Third, where possible, America should work through a mediator to maximize its national interest. In the case of North Korea, South Korea can suggest alternative processes to help break the current political deadlock and build bilateral trust. In contrast, Iran case doesn't have a single mediator, but it does have the Europeans as well as Russia. Europe can be a useful intermediary since it has diplomatic relations and extensive trade ties with Iran. As in the prior negotiations, bringing Europe on board is key to solving Iran's nuclear problem. In that case, the United States should propose a step-by-step process of denuclearization to Iran rather than the current policy, as articulated by Pompeo, that requires Iran to do too much at once for little in return. To attain a substantive gain in its national interest, the United States needs to ask for something that Iran can consider.
The United States needs to deal with Iran and North Korea differently on their nuclear programs because of their distinct political systems, economic vulnerabilities, military capabilities, and ability to influence regional affairs. It is critical that America recognize the different stakeholders in regards to North Korea and Iran and take appropriate care to create the conditions for a lasting agreement. In both scenarios, there is a severe lack of trust among the United States and its interlocutors, both of which have been historical U.S. adversaries. Of course, this is why having a respectful dialogue and a verifiable process supported by international inspections is so important.

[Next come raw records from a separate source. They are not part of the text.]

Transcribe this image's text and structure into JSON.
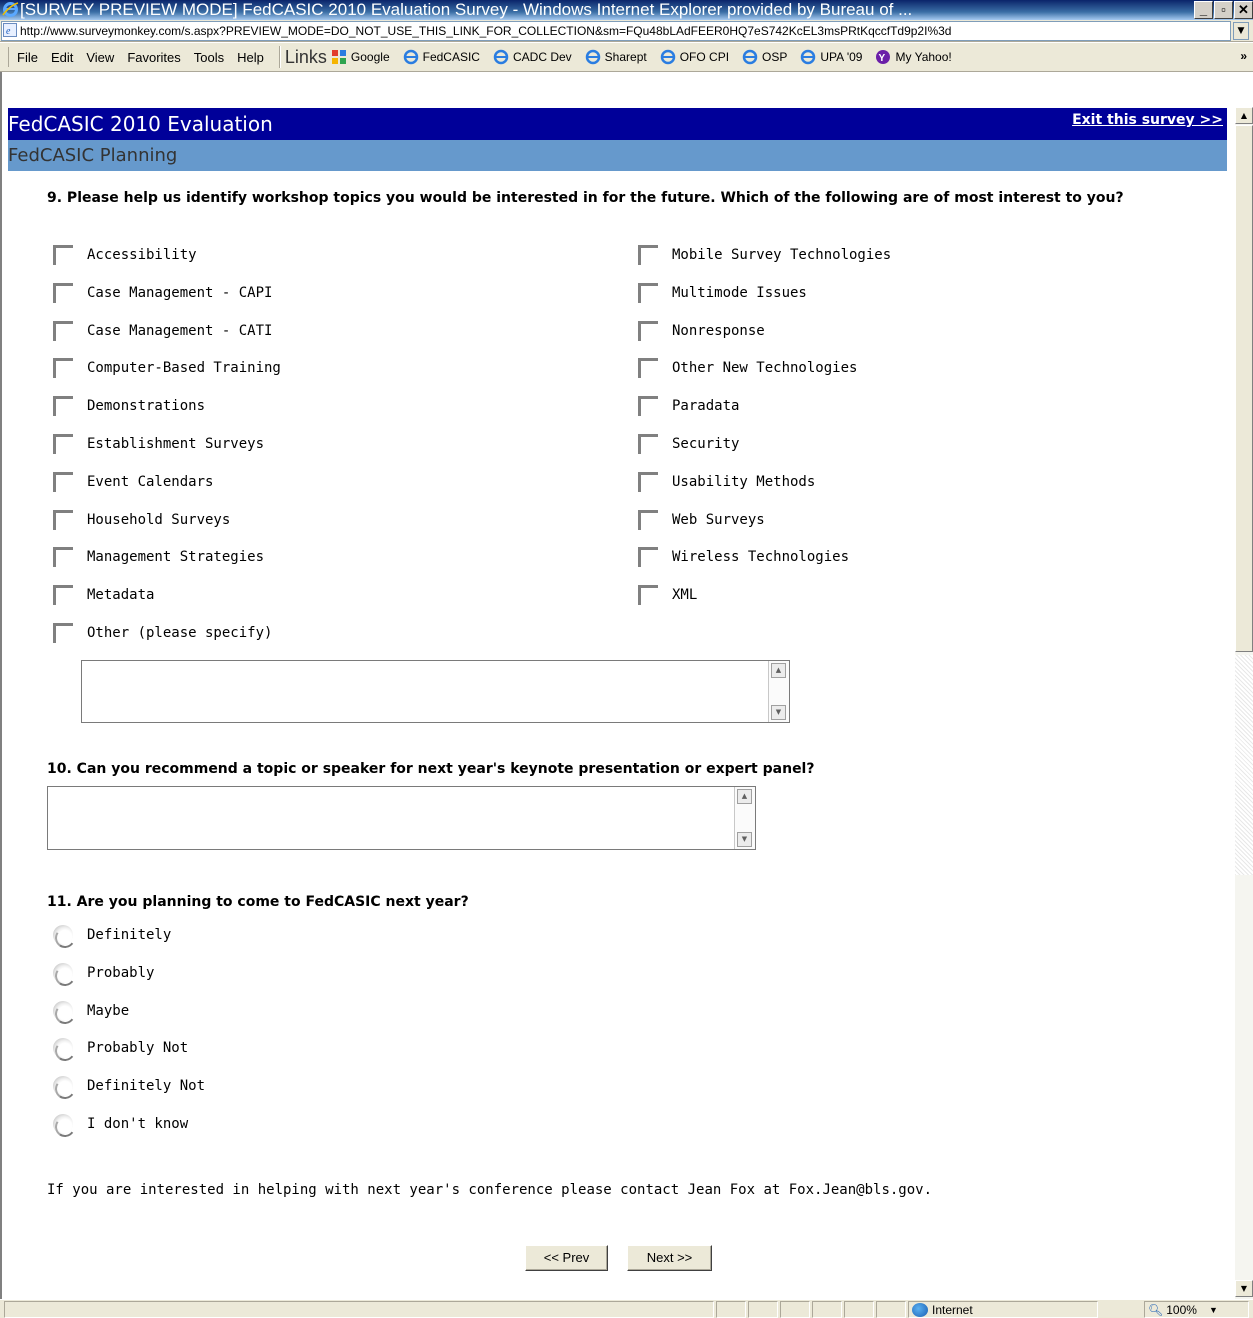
{
  "window": {
    "title": "[SURVEY PREVIEW MODE] FedCASIC 2010 Evaluation Survey - Windows Internet Explorer provided by Bureau of ...",
    "minimize": "_",
    "maximize": "▫",
    "close": "✕"
  },
  "address": {
    "url": "http://www.surveymonkey.com/s.aspx?PREVIEW_MODE=DO_NOT_USE_THIS_LINK_FOR_COLLECTION&sm=FQu48bLAdFEER0HQ7eS742KcEL3msPRtKqccfTd9p2I%3d"
  },
  "menu": {
    "items": [
      "File",
      "Edit",
      "View",
      "Favorites",
      "Tools",
      "Help"
    ],
    "links_label": "Links",
    "links": [
      "Google",
      "FedCASIC",
      "CADC Dev",
      "Sharept",
      "OFO CPI",
      "OSP",
      "UPA '09",
      "My Yahoo!"
    ],
    "more": "»"
  },
  "survey": {
    "title": "FedCASIC 2010 Evaluation",
    "exit_link": "Exit this survey >>",
    "section": "FedCASIC Planning"
  },
  "q9": {
    "text": "9. Please help us identify workshop topics you would be interested in for the future. Which of the following are of most interest to you?",
    "left_options": [
      "Accessibility",
      "Case Management - CAPI",
      "Case Management - CATI",
      "Computer-Based Training",
      "Demonstrations",
      "Establishment Surveys",
      "Event Calendars",
      "Household Surveys",
      "Management Strategies",
      "Metadata",
      "Other (please specify)"
    ],
    "right_options": [
      "Mobile Survey Technologies",
      "Multimode Issues",
      "Nonresponse",
      "Other New Technologies",
      "Paradata",
      "Security",
      "Usability Methods",
      "Web Surveys",
      "Wireless Technologies",
      "XML"
    ]
  },
  "q10": {
    "text": "10. Can you recommend a topic or speaker for next year's keynote presentation or expert panel?"
  },
  "q11": {
    "text": "11. Are you planning to come to FedCASIC next year?",
    "options": [
      "Definitely",
      "Probably",
      "Maybe",
      "Probably Not",
      "Definitely Not",
      "I don't know"
    ]
  },
  "contact_note": "If you are interested in helping with next year's conference please contact Jean Fox at Fox.Jean@bls.gov.",
  "nav": {
    "prev": "<< Prev",
    "next": "Next >>"
  },
  "status": {
    "zone": "Internet",
    "zoom": "100%"
  },
  "colors": {
    "survey_header": "#000099",
    "section_bar": "#6699cc"
  }
}
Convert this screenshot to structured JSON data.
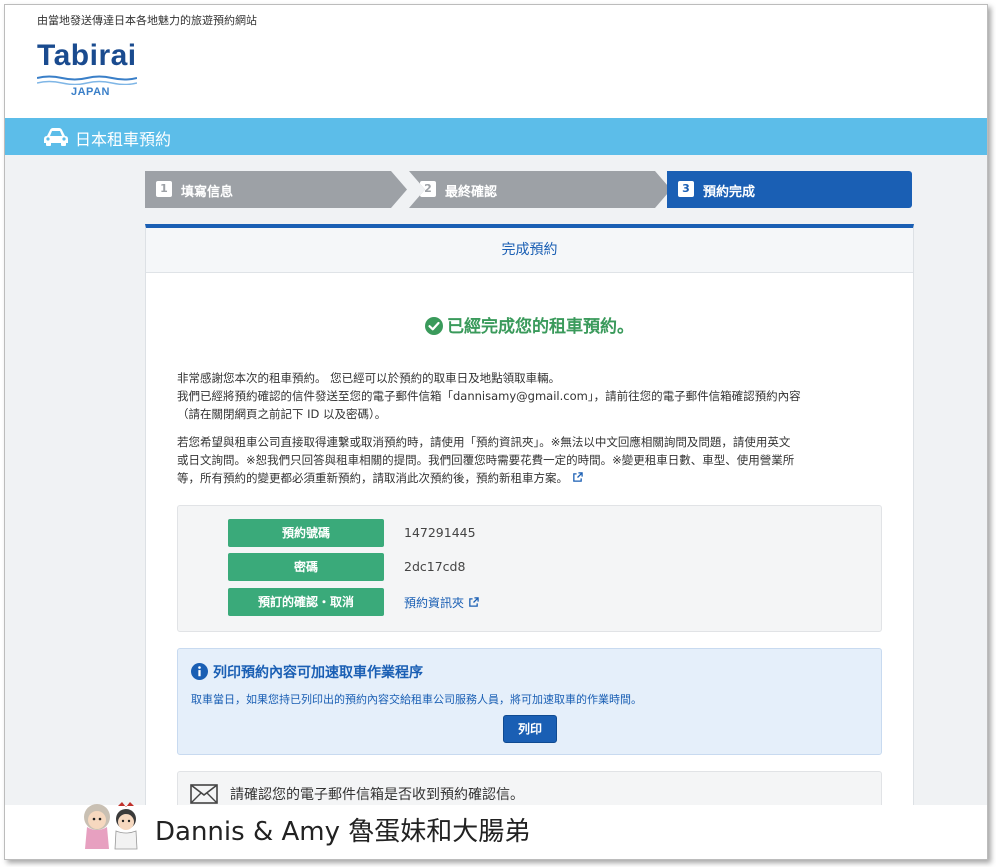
{
  "header": {
    "tagline": "由當地發送傳達日本各地魅力的旅遊預約網站",
    "logo_word": "Tabirai",
    "logo_sub": "JAPAN"
  },
  "bar": {
    "title": "日本租車預約",
    "icon": "car-icon"
  },
  "steps": [
    {
      "num": "1",
      "label": "填寫信息",
      "state": "done"
    },
    {
      "num": "2",
      "label": "最終確認",
      "state": "done"
    },
    {
      "num": "3",
      "label": "預約完成",
      "state": "active"
    }
  ],
  "panel": {
    "title": "完成預約",
    "done_message": "已經完成您的租車預約。",
    "para1": [
      "非常感謝您本次的租車預約。 您已經可以於預約的取車日及地點領取車輛。",
      "我們已經將預約確認的信件發送至您的電子郵件信箱「dannisamy@gmail.com」，請前往您的電子郵件信箱確認預約內容",
      "（請在關閉網頁之前記下 ID 以及密碼）。"
    ],
    "para2": [
      "若您希望與租車公司直接取得連繫或取消預約時，請使用「預約資訊夾」。※無法以中文回應相關詢問及問題，請使用英文",
      "或日文詢問。※恕我們只回答與租車相關的提問。我們回覆您時需要花費一定的時間。※變更租車日數、車型、使用營業所",
      "等，所有預約的變更都必須重新預約，請取消此次預約後，預約新租車方案。"
    ],
    "booking": {
      "number_label": "預約號碼",
      "number": "147291445",
      "password_label": "密碼",
      "password": "2dc17cd8",
      "confirm_label": "預訂的確認・取消",
      "confirm_link": "預約資訊夾"
    },
    "print": {
      "title": "列印預約內容可加速取車作業程序",
      "text": "取車當日，如果您持已列印出的預約內容交給租車公司服務人員，將可加速取車的作業時間。",
      "button": "列印"
    },
    "mail": {
      "text": "請確認您的電子郵件信箱是否收到預約確認信。"
    }
  },
  "watermark": {
    "text": "Dannis & Amy 魯蛋妹和大腸弟"
  },
  "colors": {
    "accent": "#1a5fb4",
    "bar": "#5cbde9",
    "green": "#3aaa7a",
    "step_inactive": "#9da1a6"
  }
}
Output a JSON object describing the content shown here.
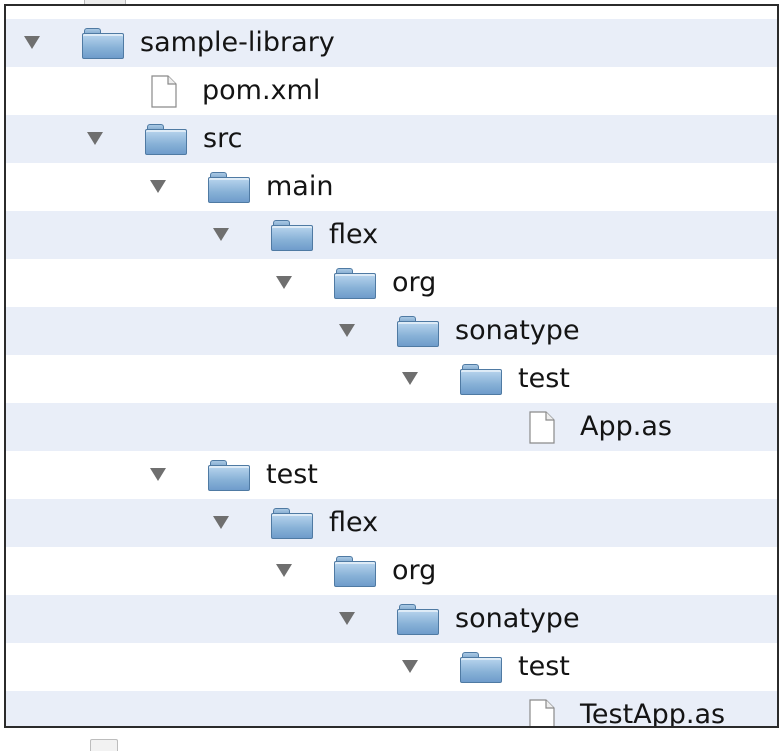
{
  "tree": {
    "rows": [
      {
        "label": "sample-library",
        "kind": "folder",
        "expanded": true,
        "depth": 0,
        "icon": "folder-icon"
      },
      {
        "label": "pom.xml",
        "kind": "file",
        "expanded": false,
        "depth": 1,
        "icon": "file-icon"
      },
      {
        "label": "src",
        "kind": "folder",
        "expanded": true,
        "depth": 1,
        "icon": "folder-icon"
      },
      {
        "label": "main",
        "kind": "folder",
        "expanded": true,
        "depth": 2,
        "icon": "folder-icon"
      },
      {
        "label": "flex",
        "kind": "folder",
        "expanded": true,
        "depth": 3,
        "icon": "folder-icon"
      },
      {
        "label": "org",
        "kind": "folder",
        "expanded": true,
        "depth": 4,
        "icon": "folder-icon"
      },
      {
        "label": "sonatype",
        "kind": "folder",
        "expanded": true,
        "depth": 5,
        "icon": "folder-icon"
      },
      {
        "label": "test",
        "kind": "folder",
        "expanded": true,
        "depth": 6,
        "icon": "folder-icon"
      },
      {
        "label": "App.as",
        "kind": "file",
        "expanded": false,
        "depth": 7,
        "icon": "file-icon"
      },
      {
        "label": "test",
        "kind": "folder",
        "expanded": true,
        "depth": 2,
        "icon": "folder-icon"
      },
      {
        "label": "flex",
        "kind": "folder",
        "expanded": true,
        "depth": 3,
        "icon": "folder-icon"
      },
      {
        "label": "org",
        "kind": "folder",
        "expanded": true,
        "depth": 4,
        "icon": "folder-icon"
      },
      {
        "label": "sonatype",
        "kind": "folder",
        "expanded": true,
        "depth": 5,
        "icon": "folder-icon"
      },
      {
        "label": "test",
        "kind": "folder",
        "expanded": true,
        "depth": 6,
        "icon": "folder-icon"
      },
      {
        "label": "TestApp.as",
        "kind": "file",
        "expanded": false,
        "depth": 7,
        "icon": "file-icon"
      }
    ]
  },
  "colors": {
    "stripe": "#e9eef8",
    "background": "#ffffff",
    "disclosure": "#6f6f6f",
    "folder": "#86b0d6",
    "text": "#141414"
  }
}
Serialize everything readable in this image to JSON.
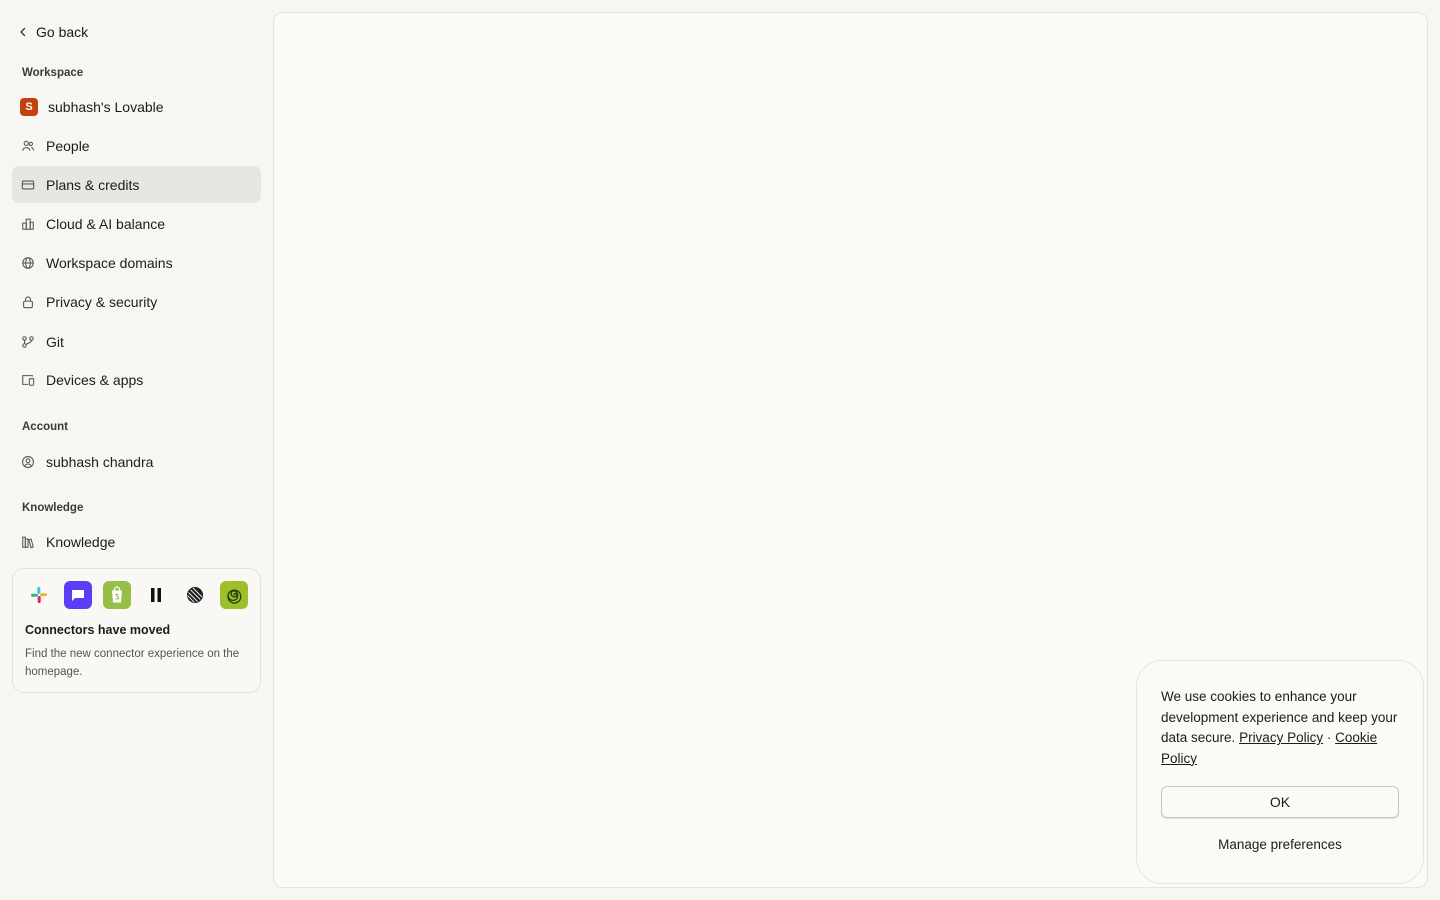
{
  "sidebar": {
    "go_back": "Go back",
    "workspace_label": "Workspace",
    "workspace_items": [
      {
        "label": "subhash's Lovable",
        "badge": "S"
      },
      {
        "label": "People"
      },
      {
        "label": "Plans & credits"
      },
      {
        "label": "Cloud & AI balance"
      },
      {
        "label": "Workspace domains"
      },
      {
        "label": "Privacy & security"
      },
      {
        "label": "Git"
      },
      {
        "label": "Devices & apps"
      }
    ],
    "active_item": "Plans & credits",
    "account_label": "Account",
    "account_items": [
      {
        "label": "subhash chandra"
      }
    ],
    "knowledge_label": "Knowledge",
    "knowledge_items": [
      {
        "label": "Knowledge"
      }
    ],
    "connectors_card": {
      "title": "Connectors have moved",
      "description": "Find the new connector experience on the homepage.",
      "logos": [
        "slack-logo",
        "chat-app-logo",
        "shopify-logo",
        "pause-app-logo",
        "linear-logo",
        "spiral-app-logo"
      ]
    }
  },
  "cookie_banner": {
    "text": "We use cookies to enhance your development experience and keep your data secure.",
    "privacy_link": "Privacy Policy",
    "separator": "·",
    "cookie_link": "Cookie Policy",
    "ok_label": "OK",
    "manage_label": "Manage preferences"
  },
  "colors": {
    "background": "#f7f6f2",
    "active_item_bg": "#e8e6e1",
    "workspace_badge": "#c2410c"
  }
}
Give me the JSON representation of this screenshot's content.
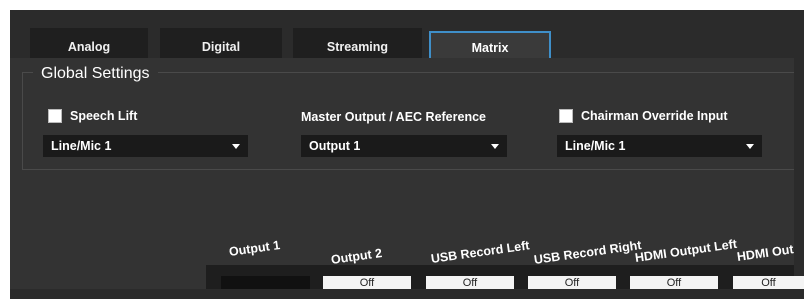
{
  "tabs": [
    {
      "label": "Analog"
    },
    {
      "label": "Digital"
    },
    {
      "label": "Streaming"
    },
    {
      "label": "Matrix",
      "active": true
    }
  ],
  "global_settings": {
    "title": "Global Settings",
    "speech_lift": {
      "label": "Speech Lift",
      "checked": false,
      "select_value": "Line/Mic 1"
    },
    "master_output": {
      "label": "Master Output / AEC Reference",
      "select_value": "Output 1"
    },
    "chairman_override": {
      "label": "Chairman Override Input",
      "checked": false,
      "select_value": "Line/Mic 1"
    }
  },
  "matrix": {
    "columns": [
      "Output 1",
      "Output 2",
      "USB Record Left",
      "USB Record Right",
      "HDMI Output Left",
      "HDMI Out"
    ],
    "first_row_cells": [
      "",
      "Off",
      "Off",
      "Off",
      "Off",
      "Off"
    ]
  },
  "colors": {
    "accent": "#3f8fc9",
    "background": "#333333"
  }
}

The next step is doing everything possible to ensure that the United States succeeds.
Sungku Jang is an Asan fellow at The National Interest.